Every line of the listing is to be returned exactly as given.
================================
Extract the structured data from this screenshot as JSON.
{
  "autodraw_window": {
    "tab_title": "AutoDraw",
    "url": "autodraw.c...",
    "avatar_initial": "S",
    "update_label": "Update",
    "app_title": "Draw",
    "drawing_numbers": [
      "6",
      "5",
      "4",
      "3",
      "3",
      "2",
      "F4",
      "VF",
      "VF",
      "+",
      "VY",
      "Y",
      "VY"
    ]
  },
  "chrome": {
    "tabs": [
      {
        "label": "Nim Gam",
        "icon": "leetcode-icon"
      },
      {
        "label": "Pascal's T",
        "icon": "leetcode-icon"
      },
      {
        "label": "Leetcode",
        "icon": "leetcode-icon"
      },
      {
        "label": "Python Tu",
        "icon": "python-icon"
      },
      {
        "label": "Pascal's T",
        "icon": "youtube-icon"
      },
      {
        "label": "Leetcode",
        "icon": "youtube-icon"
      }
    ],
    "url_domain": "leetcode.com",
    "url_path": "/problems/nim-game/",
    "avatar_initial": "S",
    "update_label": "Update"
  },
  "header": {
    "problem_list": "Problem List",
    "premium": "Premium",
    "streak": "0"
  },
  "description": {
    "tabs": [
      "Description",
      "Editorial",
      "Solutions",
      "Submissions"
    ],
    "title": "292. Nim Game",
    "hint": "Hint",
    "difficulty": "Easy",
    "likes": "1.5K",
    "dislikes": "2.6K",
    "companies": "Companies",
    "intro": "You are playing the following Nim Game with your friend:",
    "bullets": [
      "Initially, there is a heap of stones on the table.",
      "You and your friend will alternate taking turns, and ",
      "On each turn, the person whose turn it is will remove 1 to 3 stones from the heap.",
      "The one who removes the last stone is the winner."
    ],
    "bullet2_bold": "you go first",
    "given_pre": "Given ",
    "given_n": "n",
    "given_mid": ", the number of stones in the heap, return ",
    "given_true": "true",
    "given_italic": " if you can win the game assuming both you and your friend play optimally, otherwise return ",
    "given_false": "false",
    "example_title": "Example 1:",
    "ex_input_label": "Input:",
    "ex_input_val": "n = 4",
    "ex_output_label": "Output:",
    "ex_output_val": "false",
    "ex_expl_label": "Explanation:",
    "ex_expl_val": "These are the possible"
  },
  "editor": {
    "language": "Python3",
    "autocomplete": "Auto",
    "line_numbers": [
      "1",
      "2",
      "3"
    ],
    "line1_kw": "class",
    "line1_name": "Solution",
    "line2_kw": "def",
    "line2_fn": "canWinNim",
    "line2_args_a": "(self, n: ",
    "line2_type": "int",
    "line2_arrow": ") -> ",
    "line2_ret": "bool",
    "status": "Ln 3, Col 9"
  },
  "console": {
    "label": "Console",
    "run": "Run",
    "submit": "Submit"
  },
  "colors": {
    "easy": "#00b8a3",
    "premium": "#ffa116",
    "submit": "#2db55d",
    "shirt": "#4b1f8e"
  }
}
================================
Your response ::
Extract the structured data from this screenshot as JSON.
{
  "autodraw_window": {
    "tab_title": "AutoDraw",
    "url": "autodraw.c...",
    "avatar_initial": "S",
    "update_label": "Update",
    "app_title": "Draw",
    "drawing_numbers": [
      "6",
      "5",
      "4",
      "3",
      "3",
      "2",
      "F4",
      "VF",
      "VF",
      "+",
      "VY",
      "Y",
      "VY"
    ]
  },
  "chrome": {
    "tabs": [
      {
        "label": "Nim Gam",
        "icon": "leetcode-icon"
      },
      {
        "label": "Pascal's T",
        "icon": "leetcode-icon"
      },
      {
        "label": "Leetcode",
        "icon": "leetcode-icon"
      },
      {
        "label": "Python Tu",
        "icon": "python-icon"
      },
      {
        "label": "Pascal's T",
        "icon": "youtube-icon"
      },
      {
        "label": "Leetcode",
        "icon": "youtube-icon"
      }
    ],
    "url_domain": "leetcode.com",
    "url_path": "/problems/nim-game/",
    "avatar_initial": "S",
    "update_label": "Update"
  },
  "header": {
    "problem_list": "Problem List",
    "premium": "Premium",
    "streak": "0"
  },
  "description": {
    "tabs": [
      "Description",
      "Editorial",
      "Solutions",
      "Submissions"
    ],
    "title": "292. Nim Game",
    "hint": "Hint",
    "difficulty": "Easy",
    "likes": "1.5K",
    "dislikes": "2.6K",
    "companies": "Companies",
    "intro": "You are playing the following Nim Game with your friend:",
    "bullets": [
      "Initially, there is a heap of stones on the table.",
      "You and your friend will alternate taking turns, and ",
      "On each turn, the person whose turn it is will remove 1 to 3 stones from the heap.",
      "The one who removes the last stone is the winner."
    ],
    "bullet2_bold": "you go first",
    "given_pre": "Given ",
    "given_n": "n",
    "given_mid": ", the number of stones in the heap, return ",
    "given_true": "true",
    "given_italic": " if you can win the game assuming both you and your friend play optimally, otherwise return ",
    "given_false": "false",
    "example_title": "Example 1:",
    "ex_input_label": "Input:",
    "ex_input_val": "n = 4",
    "ex_output_label": "Output:",
    "ex_output_val": "false",
    "ex_expl_label": "Explanation:",
    "ex_expl_val": "These are the possible"
  },
  "editor": {
    "language": "Python3",
    "autocomplete": "Auto",
    "line_numbers": [
      "1",
      "2",
      "3"
    ],
    "line1_kw": "class",
    "line1_name": "Solution",
    "line2_kw": "def",
    "line2_fn": "canWinNim",
    "line2_args_a": "(self, n: ",
    "line2_type": "int",
    "line2_arrow": ") -> ",
    "line2_ret": "bool",
    "status": "Ln 3, Col 9"
  },
  "console": {
    "label": "Console",
    "run": "Run",
    "submit": "Submit"
  },
  "colors": {
    "easy": "#00b8a3",
    "premium": "#ffa116",
    "submit": "#2db55d",
    "shirt": "#4b1f8e"
  }
}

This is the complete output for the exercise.